There were probably some things that were beyond, or seemingly beyond, my control like the cold front and the 40mph winds that kicked up just after I rolled across the starting mat. Winds that got worse as I rode to the turnaround. And maybe if it weren't so freaking windy, I'd have made it to the finish? I don't know. But it was that sense of my body saying "Enough!" That's what did it.

The next day I got about 2/3 of the way through my yoga class and couldn't finish that either. I got nauseous. I had to lay in corpse pose while everyone else got to do inversions. I love inversions. The yoga teacher theorized that perhaps I was still processing physical and emotional trauma from the bike accident. Perhaps?

Then the next day a planned 30 minute treadmill workout got cut to 15 minutes and I went home.
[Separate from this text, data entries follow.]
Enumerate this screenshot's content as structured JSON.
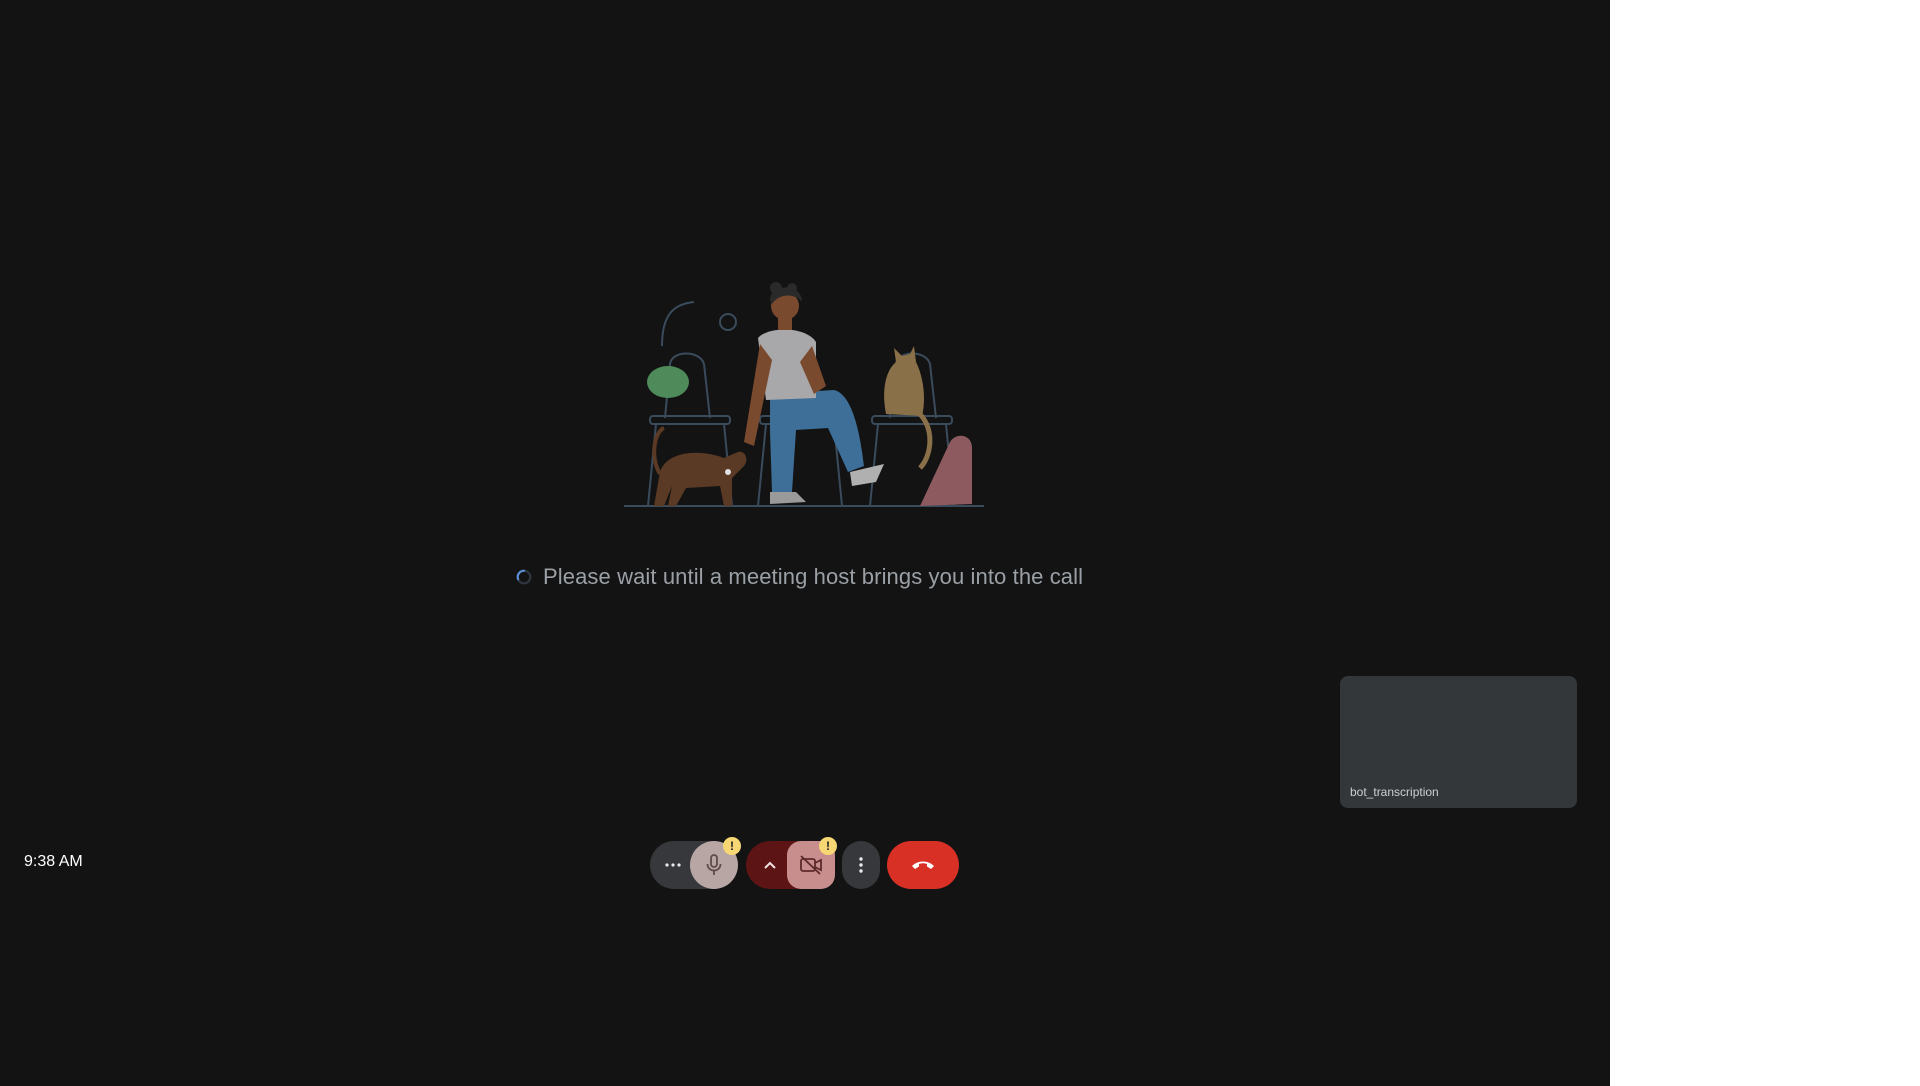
{
  "waiting": {
    "message": "Please wait until a meeting host brings you into the call"
  },
  "self_view": {
    "participant_name": "bot_transcription"
  },
  "status": {
    "time": "9:38 AM"
  },
  "controls": {
    "mic_alert": "!",
    "camera_alert": "!"
  },
  "colors": {
    "stage_background": "#131313",
    "leave_button": "#d93025",
    "alert_badge": "#f7d774",
    "camera_off": "#c88d8d",
    "mic_muted": "#b8a6a5"
  }
}
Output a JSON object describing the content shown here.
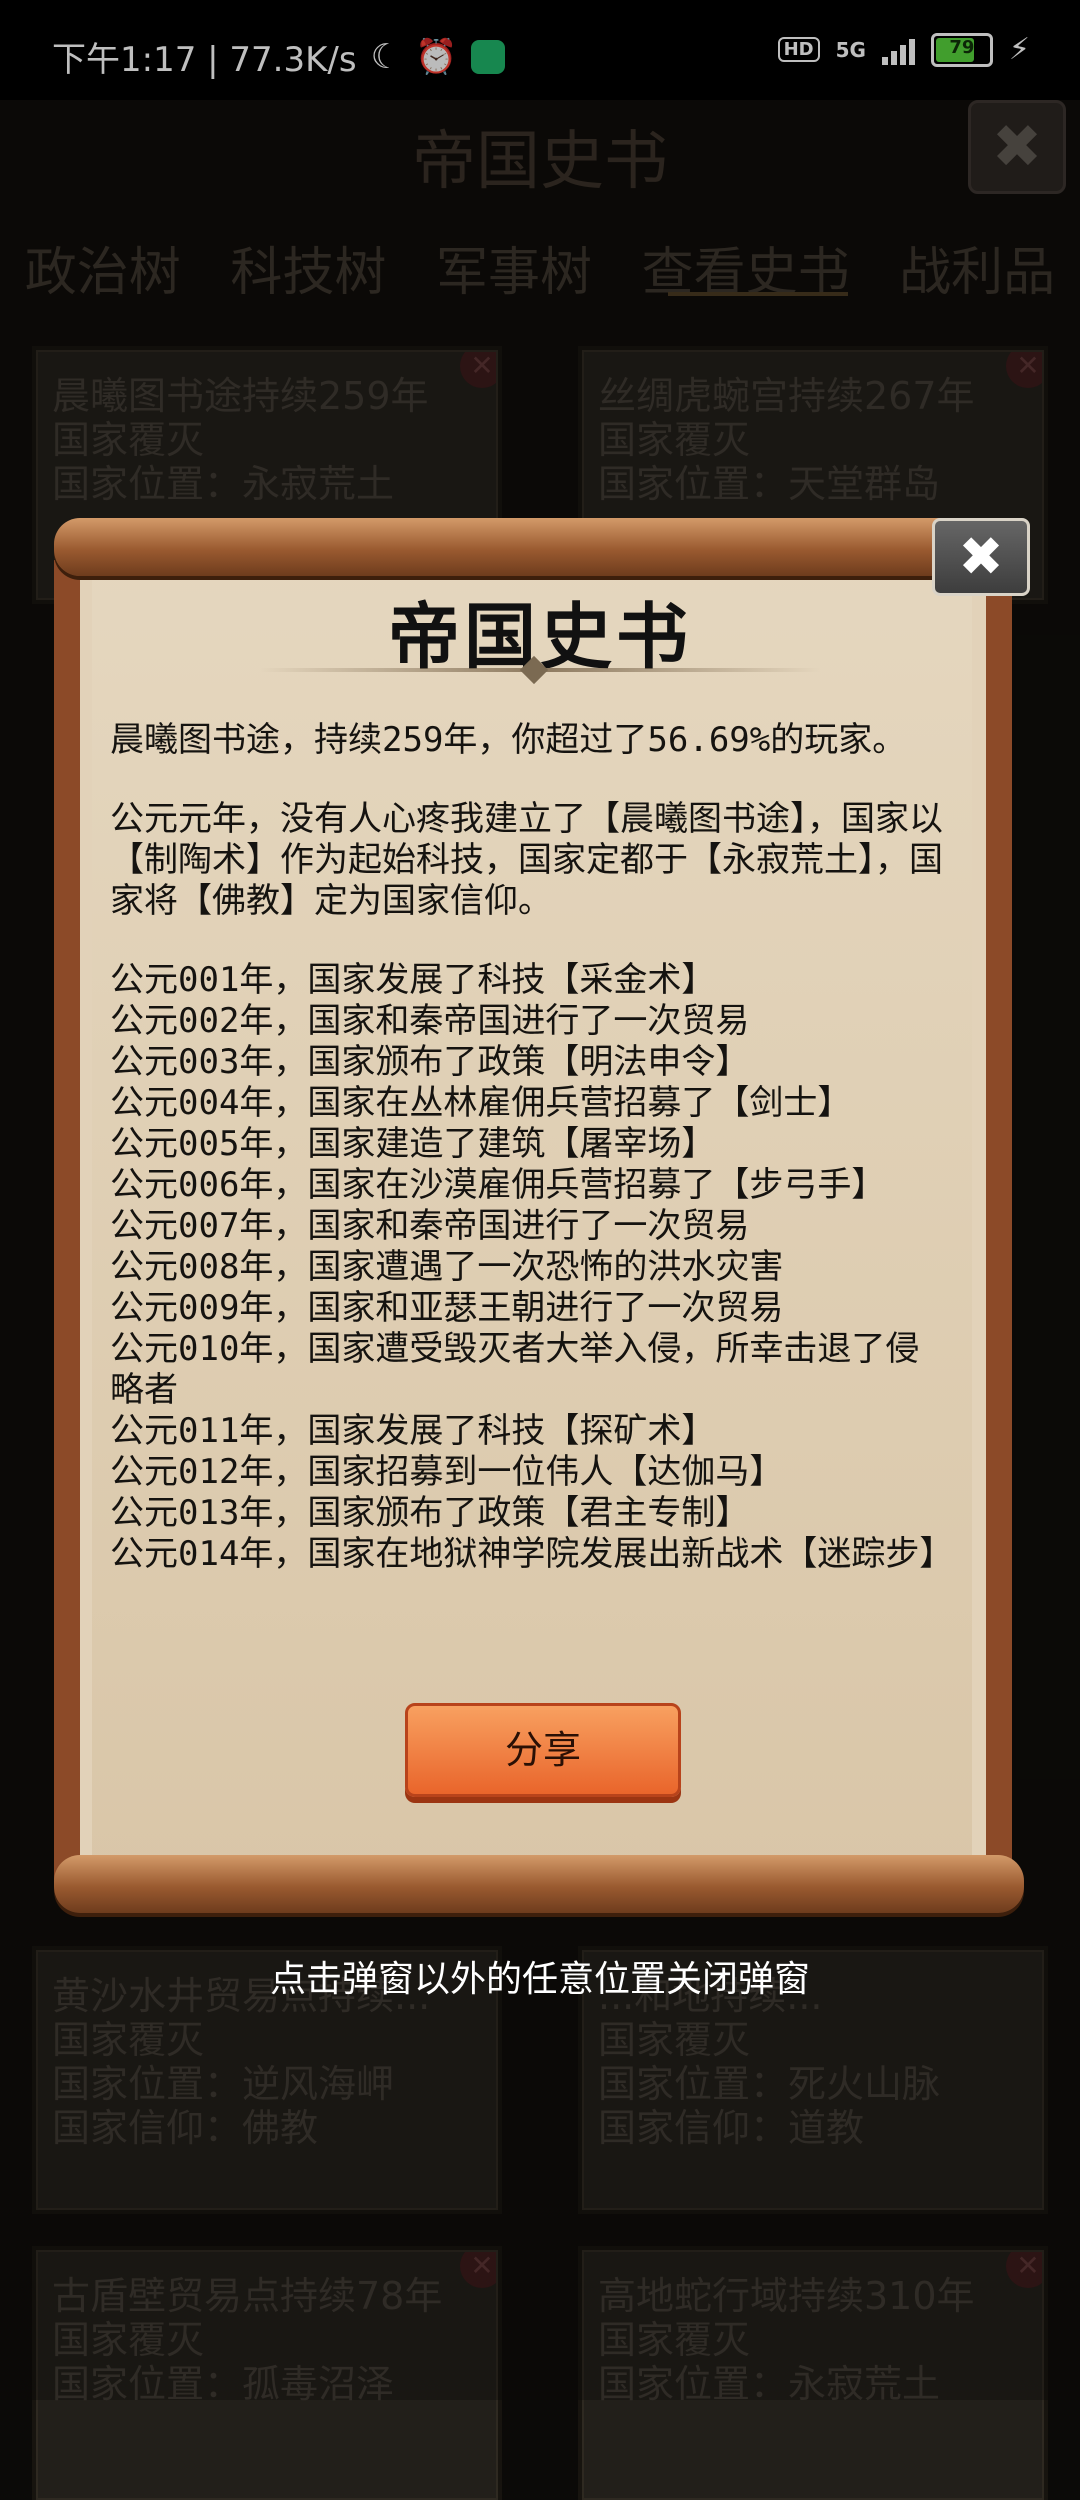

I got in some time on the bike at moderate intensity over the weekend without feeling too wiped out so Monday, I thought I'd get a baseline on the bike to set my training intensity for the month. What happened? I got crushed again! I made it about 2/3 through the workout when my heart rate monitor readings got jacked up. I still had a final max effort interval left. But I would be lying if I said I could have done it. I was already toast. The equipment malfunction was just foreshadowing. I had been crushed by yet another workout and left searching for answers.

But the reason I decided to do the bike test was to find out what happened on the time trial the week before. And even though I didn't finish the test, I already had enough information to get my answer. My cycling is weak. There I said it.

I know it isn't an general endurance/fitness issue because today I did a run test and my running is actually greatly improved. I did a 2.5 mile time trial in just over 16:05 on a hilly marked course in my neighborhood. This is down from 20:30 on the same course at the beginning of January this year. No, the problem is my cycling is just plain weak. Now I have to figure out what to do about it. I have some ideas. I think I'll write about those tomorrow. Right now I just want to go to bed...

Got Mud?

Just in case you ever wanted to see how the "other" half lives and wanted to check out a really cool mountain bike blog, check out I Faticus. This post will have resonance if you've ever raced anywhere and used a porta potty.